Educators make mistakes when grading. It happens. Sometimes we mark a student’s work lower than we should, compared to their peers, and sometimes we mark it higher than we should. The question is, what effect does this have on a student’s overall mark?

Here are some sample grades. The sample column is the original grade, the low column is a mark 1 lower than the sample, the high column is a mark 1 higher than the sample.

Grades Sample Low High
Quizzes 5 4 6
  6 5 7
  7 6 8
  5 4 6
  6 5 7
  7 6 8
  5 4 6
  6 5 7
  5 4 6
  6 5 7
average 5.8 4.8 6.8
 
Homework 5 3 5
  5 3 5
  3 1 5
  3 1 5
  1 1 3
  1 1 3
  3 1 5
  5 3 5
  3 1 3
average 3.222222 1.666667 4.333333
 
Tests 40 35 45
  45 40 50
  35 30 40
  40 35 45
  30 25 35
average 38 33 43
 
Overall Grade 70.1 55.9 82.5

 

The overall grade was calculated here by finding the averages of the three categories (quizzes, homework, and tests – standard categories in many classes) with quizzes worth 20%, homework worth 20%, and tests worth 60% of the overall grade. These aren’t particularly unusual grades. Note, however, how wide the possible error is in the final grade, which could potentially actually range from 55.9% to 82.5%, which is a 26.6%, or a HUGE amount in any grading system.

Of course, teachers aren’t likely to mark everything low, or everything high. One could make an assumption that both of these cases are equally likely, and then instead of using the likely minimum mark, and the likely maximum mark, we could try and aim for 2 standard deviations from the mean of the possible grading outcomes. In other words, what’s a likely range?

I created a script (warning: takes a while to run in some browsers) which randomly generates a sample of 10,000 overall grades, starting with the baseline above, and randomly adding errors in grading for each assignment, assuming that teachers were equally likely to assign a lower grade as a higher grade, and as getting the grade exactly correct (this assumption is probably false, but I had to start somewhere). For one sample of 10,000 grades, the minimum grade is 60.2, and the maximum grade is 77.5, suggesting that the distribution of grades isn’t symmetrical (teachers are more likely to assign a grade which is too low to students who are at above 50% overall, and too high for students who are at below 50% overall). The standard deviation of these scores is 2.32, which means that 95% of the time, the grade will fall between 64.6% and 73.9% (the mean of the data set was 69.2). This is a range of likely values of over 9%!

Note that this script doesn’t account for a host of other reasons that the grades for this individual student could be in error. It doesn’t account for lost assignments, misread names, addition errors, etc…

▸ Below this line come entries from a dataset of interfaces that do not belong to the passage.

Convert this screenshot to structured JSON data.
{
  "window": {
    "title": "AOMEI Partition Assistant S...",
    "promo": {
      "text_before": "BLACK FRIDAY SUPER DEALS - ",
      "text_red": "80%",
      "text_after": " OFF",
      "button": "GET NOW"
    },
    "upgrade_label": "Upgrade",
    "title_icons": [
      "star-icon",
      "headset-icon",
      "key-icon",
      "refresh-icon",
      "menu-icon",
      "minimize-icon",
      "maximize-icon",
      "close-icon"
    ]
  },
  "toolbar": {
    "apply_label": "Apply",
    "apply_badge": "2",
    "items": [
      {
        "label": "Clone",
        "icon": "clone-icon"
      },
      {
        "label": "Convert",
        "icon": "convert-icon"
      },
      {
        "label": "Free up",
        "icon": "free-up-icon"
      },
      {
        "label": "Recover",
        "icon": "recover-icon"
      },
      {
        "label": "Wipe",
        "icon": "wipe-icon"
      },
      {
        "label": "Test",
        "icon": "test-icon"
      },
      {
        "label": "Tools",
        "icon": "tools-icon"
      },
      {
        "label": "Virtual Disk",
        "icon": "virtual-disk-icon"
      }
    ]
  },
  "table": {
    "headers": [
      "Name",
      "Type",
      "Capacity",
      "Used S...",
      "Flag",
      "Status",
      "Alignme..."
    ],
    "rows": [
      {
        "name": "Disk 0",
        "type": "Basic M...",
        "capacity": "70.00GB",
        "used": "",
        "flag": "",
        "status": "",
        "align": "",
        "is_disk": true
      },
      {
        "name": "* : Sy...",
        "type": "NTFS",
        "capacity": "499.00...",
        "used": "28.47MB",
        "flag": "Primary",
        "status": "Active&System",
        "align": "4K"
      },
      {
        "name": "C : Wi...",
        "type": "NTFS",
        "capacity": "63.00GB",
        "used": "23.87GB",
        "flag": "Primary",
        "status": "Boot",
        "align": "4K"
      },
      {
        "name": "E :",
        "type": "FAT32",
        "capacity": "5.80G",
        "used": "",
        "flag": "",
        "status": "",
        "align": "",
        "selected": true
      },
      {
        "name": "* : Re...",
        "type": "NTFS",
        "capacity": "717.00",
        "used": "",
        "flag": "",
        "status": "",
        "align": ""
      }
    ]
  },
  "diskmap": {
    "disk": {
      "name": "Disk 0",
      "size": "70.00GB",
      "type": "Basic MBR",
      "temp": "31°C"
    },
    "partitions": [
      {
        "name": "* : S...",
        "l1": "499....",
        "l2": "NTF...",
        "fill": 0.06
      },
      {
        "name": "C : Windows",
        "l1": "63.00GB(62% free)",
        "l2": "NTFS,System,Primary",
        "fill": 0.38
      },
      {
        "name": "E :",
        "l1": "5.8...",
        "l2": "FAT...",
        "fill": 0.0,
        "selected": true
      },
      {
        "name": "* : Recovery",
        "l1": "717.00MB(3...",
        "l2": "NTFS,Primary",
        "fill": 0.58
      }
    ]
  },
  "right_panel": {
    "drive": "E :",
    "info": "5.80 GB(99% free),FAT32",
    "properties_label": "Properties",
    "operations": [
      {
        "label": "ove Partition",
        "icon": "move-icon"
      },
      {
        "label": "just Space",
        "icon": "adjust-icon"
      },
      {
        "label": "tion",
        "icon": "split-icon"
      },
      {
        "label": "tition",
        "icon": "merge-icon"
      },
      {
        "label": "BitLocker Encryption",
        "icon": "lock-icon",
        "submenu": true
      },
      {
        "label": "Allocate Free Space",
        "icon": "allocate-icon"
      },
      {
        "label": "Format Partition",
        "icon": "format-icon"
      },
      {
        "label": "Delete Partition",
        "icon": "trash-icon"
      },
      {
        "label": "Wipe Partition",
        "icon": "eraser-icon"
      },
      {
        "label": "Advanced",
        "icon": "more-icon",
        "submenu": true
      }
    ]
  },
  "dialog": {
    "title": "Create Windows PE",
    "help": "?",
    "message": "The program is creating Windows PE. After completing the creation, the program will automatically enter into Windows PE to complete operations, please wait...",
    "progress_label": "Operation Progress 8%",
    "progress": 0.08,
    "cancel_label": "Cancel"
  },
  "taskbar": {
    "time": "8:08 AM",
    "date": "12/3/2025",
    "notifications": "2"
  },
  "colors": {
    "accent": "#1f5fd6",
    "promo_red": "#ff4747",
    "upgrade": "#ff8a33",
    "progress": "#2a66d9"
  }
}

How many teachers know that there are error bars on the percentages they are expected to give to students? Maybe if we reported this student’s grades as 70.1% ± 4.6%, students and parents might recognize that grading is more subjective than they realize? Maybe we could stop the practice of assigning letter grades to students work based on strict boundaries?

I remember than in grade 12, I was assigned a grade of 84% overall in English 12, with an A being an 86% in my school. This meant that I missed out on a major award at university (it was my only B in grade 12) and that I had to write an entrance exam to get into my first year English course (I passed). I’ve obviously done fine despite this grade, but I remember it often, and it is a reminder to me of the often arbitrary nature of teacher assigned grades.